_The problem_. Below are records; output all of them exactly.

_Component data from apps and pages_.
********

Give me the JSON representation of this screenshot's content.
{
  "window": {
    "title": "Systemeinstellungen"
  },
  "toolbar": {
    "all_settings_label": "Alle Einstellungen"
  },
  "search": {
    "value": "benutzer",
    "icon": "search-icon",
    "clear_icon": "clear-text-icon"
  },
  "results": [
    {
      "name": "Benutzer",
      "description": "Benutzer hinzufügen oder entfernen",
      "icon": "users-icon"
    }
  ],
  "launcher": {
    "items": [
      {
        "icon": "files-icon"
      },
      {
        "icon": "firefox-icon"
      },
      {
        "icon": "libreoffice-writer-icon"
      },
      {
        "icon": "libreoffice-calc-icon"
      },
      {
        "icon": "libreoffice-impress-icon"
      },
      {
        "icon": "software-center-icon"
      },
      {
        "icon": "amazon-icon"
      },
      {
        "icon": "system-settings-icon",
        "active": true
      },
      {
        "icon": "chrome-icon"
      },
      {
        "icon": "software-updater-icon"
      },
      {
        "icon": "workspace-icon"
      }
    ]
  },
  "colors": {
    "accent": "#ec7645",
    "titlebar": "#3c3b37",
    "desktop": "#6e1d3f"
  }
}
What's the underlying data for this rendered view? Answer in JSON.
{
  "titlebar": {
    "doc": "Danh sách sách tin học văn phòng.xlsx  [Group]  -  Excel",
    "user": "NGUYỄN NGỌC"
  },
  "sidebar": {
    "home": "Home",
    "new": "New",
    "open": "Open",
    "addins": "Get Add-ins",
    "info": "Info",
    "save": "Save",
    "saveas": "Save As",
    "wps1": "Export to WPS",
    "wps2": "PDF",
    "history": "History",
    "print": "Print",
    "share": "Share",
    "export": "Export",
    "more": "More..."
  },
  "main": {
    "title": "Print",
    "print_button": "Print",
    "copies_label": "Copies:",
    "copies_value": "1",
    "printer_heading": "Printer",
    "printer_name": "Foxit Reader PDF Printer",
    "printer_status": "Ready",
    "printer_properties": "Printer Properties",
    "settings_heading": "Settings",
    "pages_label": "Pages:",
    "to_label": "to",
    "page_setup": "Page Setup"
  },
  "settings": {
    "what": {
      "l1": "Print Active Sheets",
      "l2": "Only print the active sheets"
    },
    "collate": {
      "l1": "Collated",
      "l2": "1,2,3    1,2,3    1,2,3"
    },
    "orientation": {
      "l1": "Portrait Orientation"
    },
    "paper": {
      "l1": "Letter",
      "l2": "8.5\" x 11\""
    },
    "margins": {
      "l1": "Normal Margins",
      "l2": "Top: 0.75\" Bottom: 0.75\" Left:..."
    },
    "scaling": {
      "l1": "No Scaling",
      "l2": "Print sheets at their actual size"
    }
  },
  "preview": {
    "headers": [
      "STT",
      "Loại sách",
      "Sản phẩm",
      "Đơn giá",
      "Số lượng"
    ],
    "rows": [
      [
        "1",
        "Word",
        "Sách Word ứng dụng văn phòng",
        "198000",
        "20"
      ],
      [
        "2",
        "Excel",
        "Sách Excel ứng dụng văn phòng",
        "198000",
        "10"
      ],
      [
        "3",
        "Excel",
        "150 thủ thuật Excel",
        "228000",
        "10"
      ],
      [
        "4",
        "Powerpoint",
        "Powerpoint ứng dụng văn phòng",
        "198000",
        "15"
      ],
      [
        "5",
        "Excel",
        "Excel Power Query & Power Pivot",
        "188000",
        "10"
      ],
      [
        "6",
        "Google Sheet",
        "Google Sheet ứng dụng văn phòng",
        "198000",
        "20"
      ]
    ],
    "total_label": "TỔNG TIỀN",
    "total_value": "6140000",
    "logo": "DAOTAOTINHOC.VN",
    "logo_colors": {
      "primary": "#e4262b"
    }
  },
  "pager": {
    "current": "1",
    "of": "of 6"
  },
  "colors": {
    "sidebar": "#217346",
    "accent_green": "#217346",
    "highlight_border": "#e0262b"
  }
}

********

_Response area_.
Give me the JSON representation of this screenshot's content.
{
  "window": {
    "title": "Systemeinstellungen"
  },
  "toolbar": {
    "all_settings_label": "Alle Einstellungen"
  },
  "search": {
    "value": "benutzer",
    "icon": "search-icon",
    "clear_icon": "clear-text-icon"
  },
  "results": [
    {
      "name": "Benutzer",
      "description": "Benutzer hinzufügen oder entfernen",
      "icon": "users-icon"
    }
  ],
  "launcher": {
    "items": [
      {
        "icon": "files-icon"
      },
      {
        "icon": "firefox-icon"
      },
      {
        "icon": "libreoffice-writer-icon"
      },
      {
        "icon": "libreoffice-calc-icon"
      },
      {
        "icon": "libreoffice-impress-icon"
      },
      {
        "icon": "software-center-icon"
      },
      {
        "icon": "amazon-icon"
      },
      {
        "icon": "system-settings-icon",
        "active": true
      },
      {
        "icon": "chrome-icon"
      },
      {
        "icon": "software-updater-icon"
      },
      {
        "icon": "workspace-icon"
      }
    ]
  },
  "colors": {
    "accent": "#ec7645",
    "titlebar": "#3c3b37",
    "desktop": "#6e1d3f"
  }
}
What's the underlying data for this rendered view? Answer in JSON.
{
  "titlebar": {
    "doc": "Danh sách sách tin học văn phòng.xlsx  [Group]  -  Excel",
    "user": "NGUYỄN NGỌC"
  },
  "sidebar": {
    "home": "Home",
    "new": "New",
    "open": "Open",
    "addins": "Get Add-ins",
    "info": "Info",
    "save": "Save",
    "saveas": "Save As",
    "wps1": "Export to WPS",
    "wps2": "PDF",
    "history": "History",
    "print": "Print",
    "share": "Share",
    "export": "Export",
    "more": "More..."
  },
  "main": {
    "title": "Print",
    "print_button": "Print",
    "copies_label": "Copies:",
    "copies_value": "1",
    "printer_heading": "Printer",
    "printer_name": "Foxit Reader PDF Printer",
    "printer_status": "Ready",
    "printer_properties": "Printer Properties",
    "settings_heading": "Settings",
    "pages_label": "Pages:",
    "to_label": "to",
    "page_setup": "Page Setup"
  },
  "settings": {
    "what": {
      "l1": "Print Active Sheets",
      "l2": "Only print the active sheets"
    },
    "collate": {
      "l1": "Collated",
      "l2": "1,2,3    1,2,3    1,2,3"
    },
    "orientation": {
      "l1": "Portrait Orientation"
    },
    "paper": {
      "l1": "Letter",
      "l2": "8.5\" x 11\""
    },
    "margins": {
      "l1": "Normal Margins",
      "l2": "Top: 0.75\" Bottom: 0.75\" Left:..."
    },
    "scaling": {
      "l1": "No Scaling",
      "l2": "Print sheets at their actual size"
    }
  },
  "preview": {
    "headers": [
      "STT",
      "Loại sách",
      "Sản phẩm",
      "Đơn giá",
      "Số lượng"
    ],
    "rows": [
      [
        "1",
        "Word",
        "Sách Word ứng dụng văn phòng",
        "198000",
        "20"
      ],
      [
        "2",
        "Excel",
        "Sách Excel ứng dụng văn phòng",
        "198000",
        "10"
      ],
      [
        "3",
        "Excel",
        "150 thủ thuật Excel",
        "228000",
        "10"
      ],
      [
        "4",
        "Powerpoint",
        "Powerpoint ứng dụng văn phòng",
        "198000",
        "15"
      ],
      [
        "5",
        "Excel",
        "Excel Power Query & Power Pivot",
        "188000",
        "10"
      ],
      [
        "6",
        "Google Sheet",
        "Google Sheet ứng dụng văn phòng",
        "198000",
        "20"
      ]
    ],
    "total_label": "TỔNG TIỀN",
    "total_value": "6140000",
    "logo": "DAOTAOTINHOC.VN",
    "logo_colors": {
      "primary": "#e4262b"
    }
  },
  "pager": {
    "current": "1",
    "of": "of 6"
  },
  "colors": {
    "sidebar": "#217346",
    "accent_green": "#217346",
    "highlight_border": "#e0262b"
  }
}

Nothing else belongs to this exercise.